1. Skills are determined by rolling 2d10 x 10 for the number of skill points available; these points can be spread through any number of skills. These points are the percentage a character has of successfully performing a certain skill, i.e. giving a character a skill level of 40 in Armed Combat means the character has a 40% chance of successfully executing an armed melee attack. The maximum a character can have in a skill is 98% (because no matter skilled someone may be, bad luck can always happen) and a minimum of 10% is required for a chosen skill.
  2. When a skill reaches 20%, a specialization (if available) can be chosen within a skill set with an initial value of 10%. Specializations can be increased at 1.5x the normal skill upgrade value.
  3. Skills are upgraded by using them. Each time a skill is successfully used, .1 point is added to it. Functionally, this means every 10 successful uses, the skill is upgraded by one point. These 1/10 points don't count towards successful skill use until 10 are reached; this means that the "skill point upgrades" are ignored until enough are accumulated to create a full point.
    Skills can also be upgraded by deliberate practice, at the rate of .1 per hour of practice. Only one skill can be practiced per hour, even if a practice session may involve several skills, e.g. building a robot kit could count towards either the computer or electronics skill but not both.
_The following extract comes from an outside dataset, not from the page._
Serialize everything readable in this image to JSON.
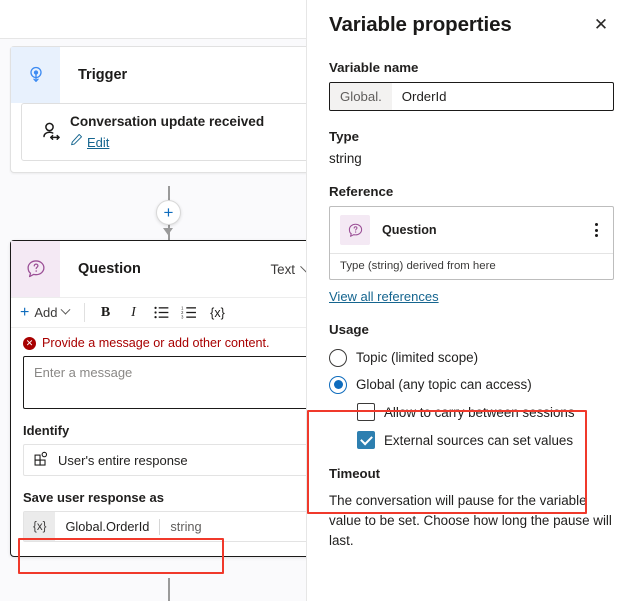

Additionally, a break must be taken after every 3 hours for at least an hour.
    • Armed Combat: attacks using hand weapons
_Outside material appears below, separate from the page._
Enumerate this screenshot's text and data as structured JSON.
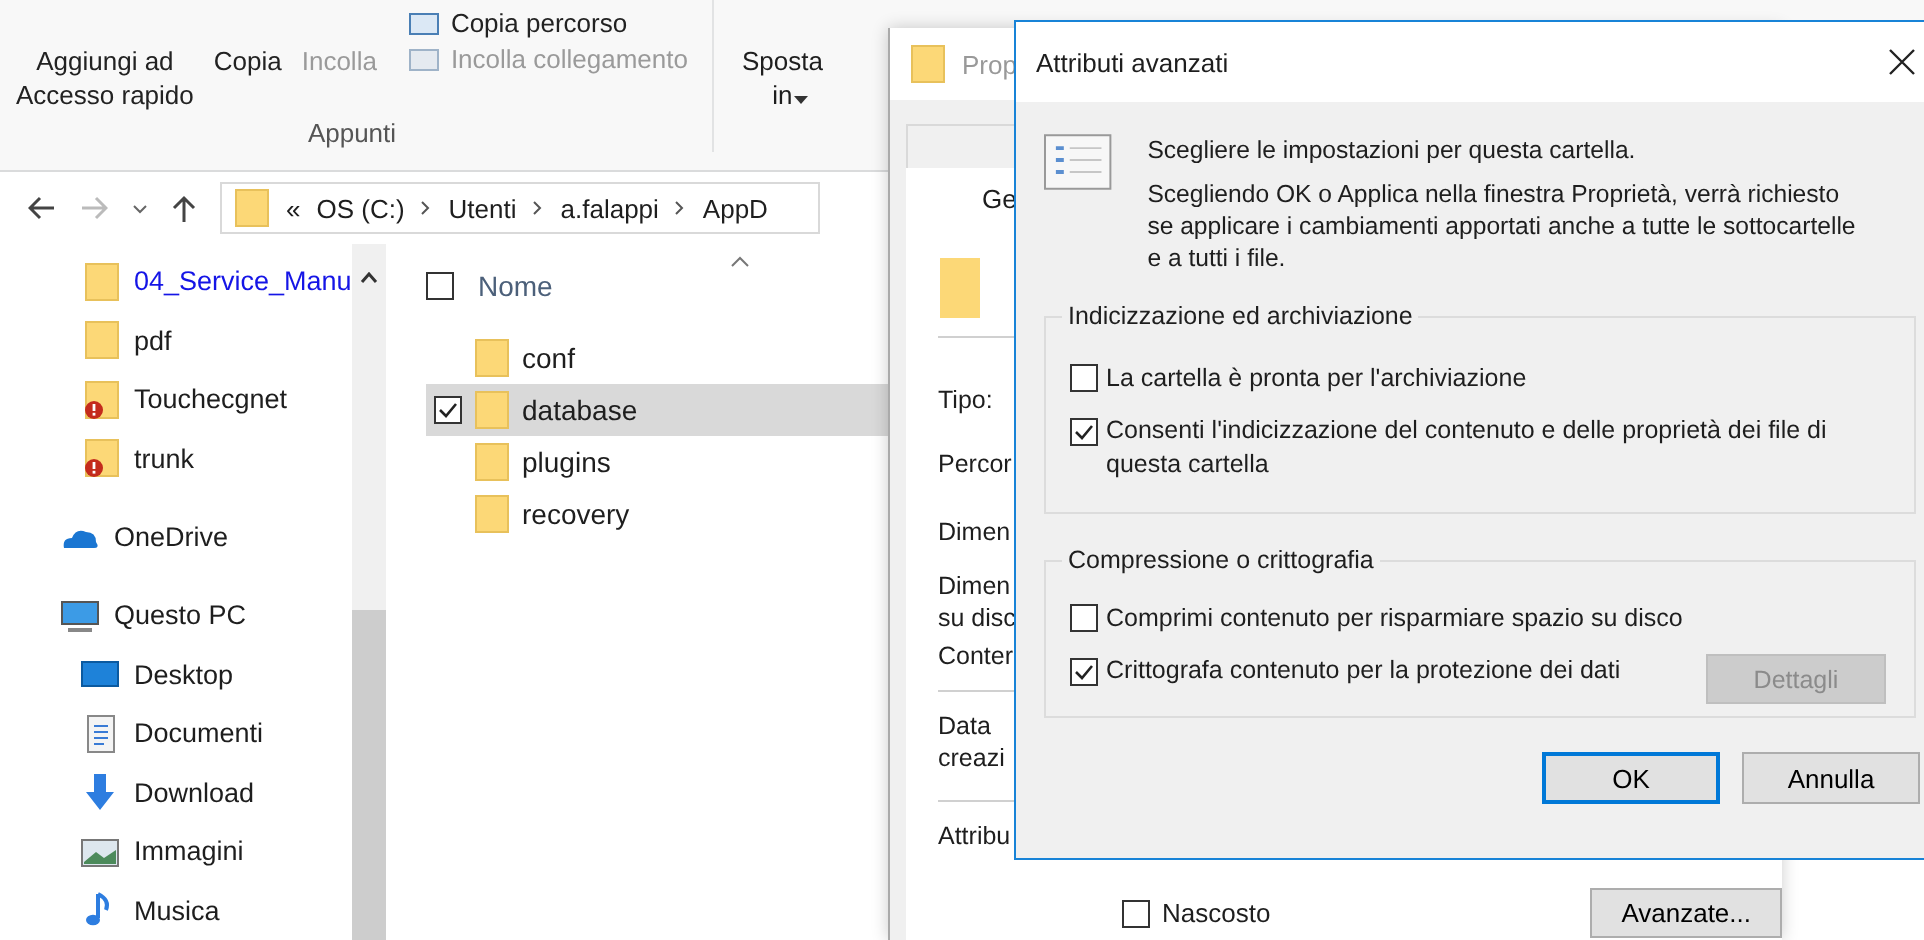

      • Blunt weapons (includes simple clubs, staffs, spring asps, etc.)
      • Edged weapons (includes knives, machetes, swords, bayonets, etc.)
      • Chain weapons (includes flails, nunchucks, motorcycle chains, etc.)
    • Unarmed Combat: attacks using the body as a weapon
      • Grappling (similar to wrestling and judo)
      • Pummeling (similar to boxing or karate-style martial arts)
      • Throttling (choke holds, sleeper holds, and "come-alongs")
    • Throwing: arm-propelled projectiles
      • Aerodynamic (shurikens, airfoil grenades, etc.)
      • Non-aerodynamic (rocks, normal grenades, etc.)
    • Small Arms: relatively lightweight personal weapons
      • Flamer
      • Pulse rifle
      • Smartgun
      • Sniper rifle
      • Pistol
    • Heavy Weapons: large portable weapons, typically used in support roles
      • PIG
      • RPG
      • SADAR
      • HIMAT
      • Remote sentry
    • Vehicle Weapons: vehicle mounted weapons; might also be found in fixed emplacements
      • Aircraft
      • Land vehicles
      • Water vehicles (includes torpedoes)
    • Combat Engineer: use of engineering techniques in combat situations
      • Underwater demolitions (includes ships)
      • Explosive ordinance disposal
      • Demolitions
      • Land structures (includes obstacle construction and removal and field fortification)
      • Vehicle use (includes mobile bridges and construction equipment)
      • Bridges (includes use of floating bridges, rafts, and assault boats for rivers and lakes)

>Skills, continued